About six years ago, when my older son was almost 4, I got all excited when I heard him say the phrase, “Ten little teddy bears.” He had virtually no vocabulary in those days, and he almost never spoke. And here he was, uttering a four-word phrase. This was indeed a cause for celebration.
Of course, this happened in a simpler time, when everyone assumed that my son had nothing more than a speech delay. The word “autism” had only made it into my personal orbit as a possibility to be in complete denial about. What? Autism? No way! He just has a speech delay, he’ll catch up!
When we got the autism diagnosis, we found out about echolalia, defined by Wikipedia as “the automatic repetition of vocalizations made by another person.” All kids do it at some point, but most outgrow it. Kids with autism keep at it with admirable dedication, sometimes for years and years. The words being repeated may change, but the concept remains the same.
Ten little teddy bears stayed with us for some time, eventually giving way to phrases related to Bob the Builder and Mr. Potato Head.
I used to think that as the frequency of George’s contextually correct speech increased, it would edge out the echolalia, but that has not been the case. George definitely talks more. He has an extensive vocabulary, and although he hardly ever talks in a social context and still cannot participate in a conversation, he does make requests using full sentences. There is plenty of room for George’s contextual speech to coexist with echolalia.
Over the years, we have been treated to song lyrics, phrases from YouTube videos, sentences uttered by teachers and things that have been said at home.
“Bob dropped the eggs. What a mess.”
“I need Dizzy, Lofty and Muck.”
“No pushing, no kicking, no hitting.”
“Well it’s a sunny day. I feel brand new.”
Some of the echolalia is charming, and it’s thrilling to hear my child utter any words at all. But it is a little disheartening to know that a lot of what he says does not have any meaning or context behind it.
The latest echolalia is not charming. It takes the form of a single word – a word that I would not use on this blog if it weren’t a pivotal part of the story.
I freely admit that it is my fault. Although I try my best to be aware of my choice of words when the kids are around, from time to time I slip up with the F-bombs. It happens rarely, but the kid only has to hear a word once.
At first it was simple repetition, and we responded in the same way we’ve responded to all other echolalia: by ignoring it. Sure, it wasn’t fun to listen to this word being said over and over ad nauseum, but for a while, the best reaction was no reaction at all. Many autism experts agree that any response at all, even a negative reaction, can be perceived by the child as positive reinforcement.
This tactic lost its effectiveness when George got wind of the fact that fuck is that most tempting of things: a Bad Word.
We are now dealing with a child who gleefully yells, “Oh FUCK!” and then runs away in fits of giggles.
Ignoring it no longer works. You know that persistence and single-mindedness that many people with autism display?
Yeah. George’s ability to laughingly repeat the word is greater than my ability to ignore it.

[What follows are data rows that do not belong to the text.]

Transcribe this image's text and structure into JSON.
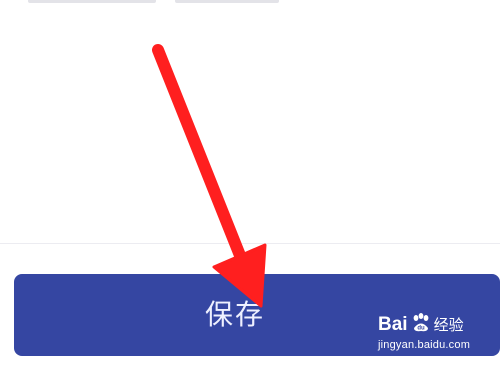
{
  "footer": {
    "save_label": "保存"
  },
  "watermark": {
    "brand_left": "Bai",
    "brand_right": "经验",
    "url": "jingyan.baidu.com"
  },
  "colors": {
    "button_bg": "#3546a2",
    "arrow": "#ff1f1f",
    "background": "#ffffff"
  },
  "icons": {
    "annotation": "red-arrow-icon",
    "watermark_logo": "baidu-paw-icon"
  }
}
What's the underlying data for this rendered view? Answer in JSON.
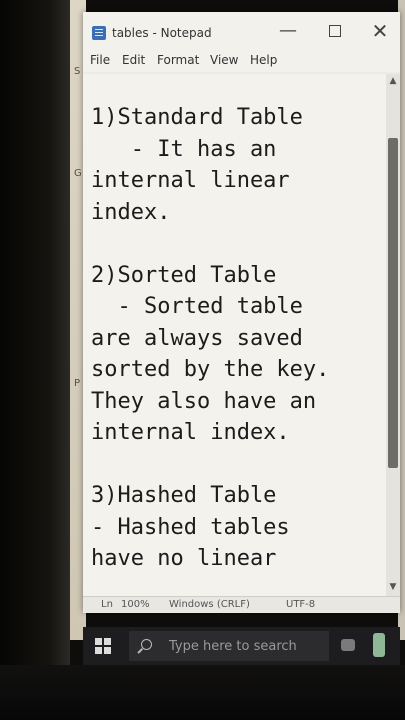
{
  "window": {
    "title": "tables - Notepad",
    "controls": {
      "minimize": "—",
      "maximize": "",
      "close": "✕"
    }
  },
  "menu": {
    "file": "File",
    "edit": "Edit",
    "format": "Format",
    "view": "View",
    "help": "Help"
  },
  "editor": {
    "content": "1)Standard Table\n   - It has an\ninternal linear\nindex.\n\n2)Sorted Table\n  - Sorted table\nare always saved\nsorted by the key.\nThey also have an\ninternal index.\n\n3)Hashed Table\n- Hashed tables\nhave no linear"
  },
  "status": {
    "position": "Ln",
    "zoom": "100%",
    "line_ending": "Windows (CRLF)",
    "encoding": "UTF-8"
  },
  "taskbar": {
    "search_placeholder": "Type here to search"
  },
  "desktop_edge": {
    "s": "S",
    "g": "G",
    "p": "P"
  },
  "icons": [
    "notepad-icon",
    "windows-start-icon",
    "search-icon",
    "camera-icon"
  ],
  "colors": {
    "editor_bg": "#f3f2ec",
    "taskbar_bg": "#1d1d1f",
    "scroll_thumb": "#6d6c68"
  }
}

Reprimands don’t work, and in fact, just aggravate the situation and make it funnier from George’s perspective.
The only thing left is the dreaded removal of privileges. I really don’t want to go this route because there will be a meltdown for sure, but I may not have a choice.
Unless, as someone on Facebook suggested, he actually uses the word in context. If that happens, I might just throw a party.
How do you handle inappropriate language in your typically or not-so-typically developing children?
(Photo credit: Vectorportal. This picture has a creative commons attribution license.)